- Punjab Agricultural University (PAU) Partnership. CFAES has maintained a long–standing relationship with PAU dating back to the 1950’s when OSU worked with the U.S. Department of State build institutions of higher agricultural education in the North of India. Part of this legacy is the Punjab Agricultural University, located in Ludhiana, Punjab State. This institution played a major role in the green revolution that occurred in South Asia during the 70's and 80's.
Dr. Manjit Kang, Vice Chancellor of PAU, visited the CFAES in September to attend the Farm Science Review and to participate in an Agricultural Knowledge Initiative workshop held by the School of Environmental and Natural Resources. The U.S.-India Agricultural Knowledge Initiative (AKI) on Agricultural Education, Teaching, Research, Service, and Commerical Linkages (AKI) (link) was initiated by U.S. president George W. Bush and Indian Prime Minister Manmohan Singh in 2005 to bolster agricultural research, education, and extension and facilitate technology transfer, trade and investment between the two countries. OSU and PAU faculty are actively engaged in the AKI. AKI and the Indian government have funded the exchange of scholars from PAU with OSU.
Recently Pat Whittington, FAES Academic Programs, and Tom Shockey, Horticulture and Crop Sciences, exchanged visits with PAU staff to explore needs for exchange programs among U.S. and Indian institutions working within the Agricultural Knowledge Initiative. Mark Erbaugh, Director, International Programs in Agriculture, and Valente Alvarez, Director of the OSU Food Industries Center, attended a symposium on the Agricultural Knowledge Initiative in Bangalore. Organized under the leadership of Purdue and Iowa State, the workshop focused on identification of follow up activities to the Initiative.
International Plant Diagnostic Network (IPDN) Global Theme Program.
This IPM-CRSP funded program is operational in 13 countries in Africa, Central America and South Asia. The goal of the IPDN is to improve capacity for plant disease and insect pest diagnostics at the clinical level in developing countries. IPDN works toward direct capacity building through shared expertise in sample identification, development of standard operating procedures, and utilization of a specially designed distance diagnostics and information management web portal (click here for IPDN website). IPDN is led by Dr. Sally Miller, Plant Pathology. Recently (?) a two-day IPDN training program near Jakarta, Indonesia, conducted by Dr. Fulya Baysal-Gurel, a Postdoctoral Associate with Dr. Sally Miller, and local resource people. Dr. Sally Miller has also led the IPM CRSP Regional Program in South Asia as the plant disease management research coordinator. The focus is (was?) development of strategies for disease management of vegetable crops. Development of disease-resistant germplasm, grafting technology, and biological control are among the tactics studied and implemented in farming systems in Bangladesh, Nepal and India.

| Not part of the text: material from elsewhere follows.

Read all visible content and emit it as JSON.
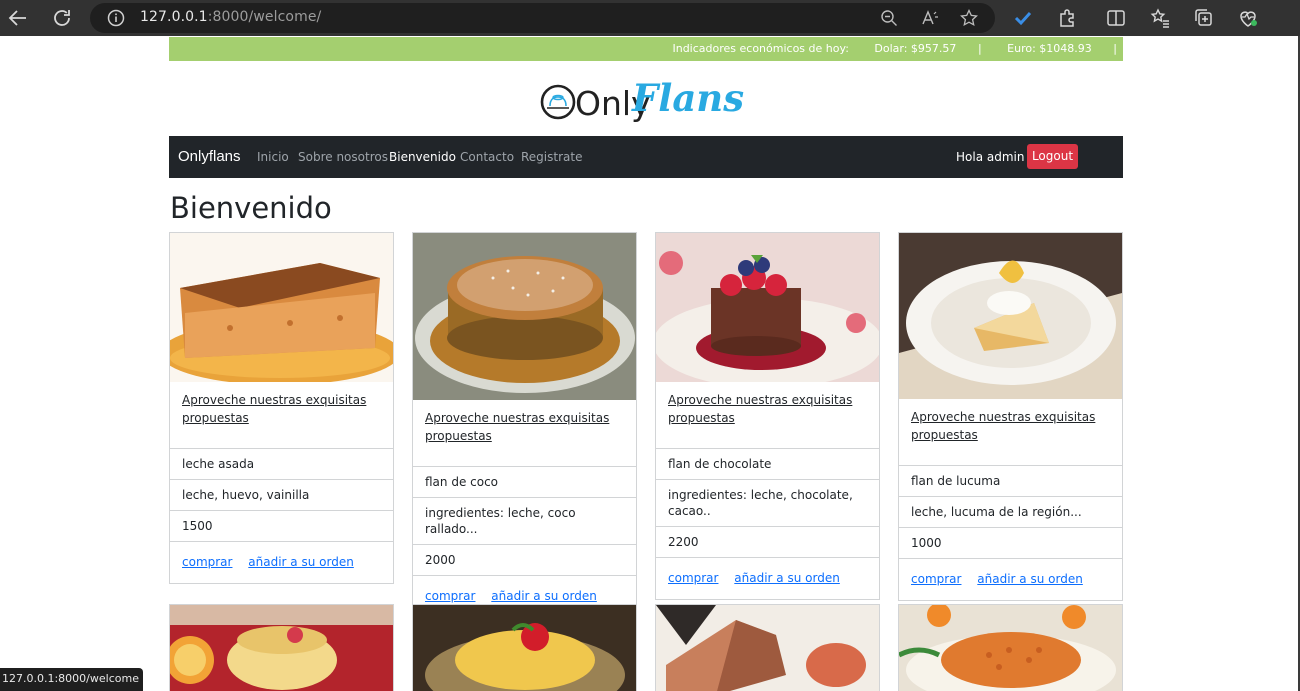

The 2-week OSU short course "Insect Pest and Disease Diagnosis for International Trade and Food Security" was conducted at the OARDC in Wooster and co-coordinated and taught by Dr. Sally Miller (Plant Pathology) and Dr. Luis Cañas (Entomology). Participants came from six African countries and Japan. This was the third annual offering of this course, which grew from an IPDN workshop conducted at the OARDC in 2007. Participants are trained in classical and modern plant diagnostics including the use of advanced molecular techniques and internet resources. Click here for info on this OSU short course.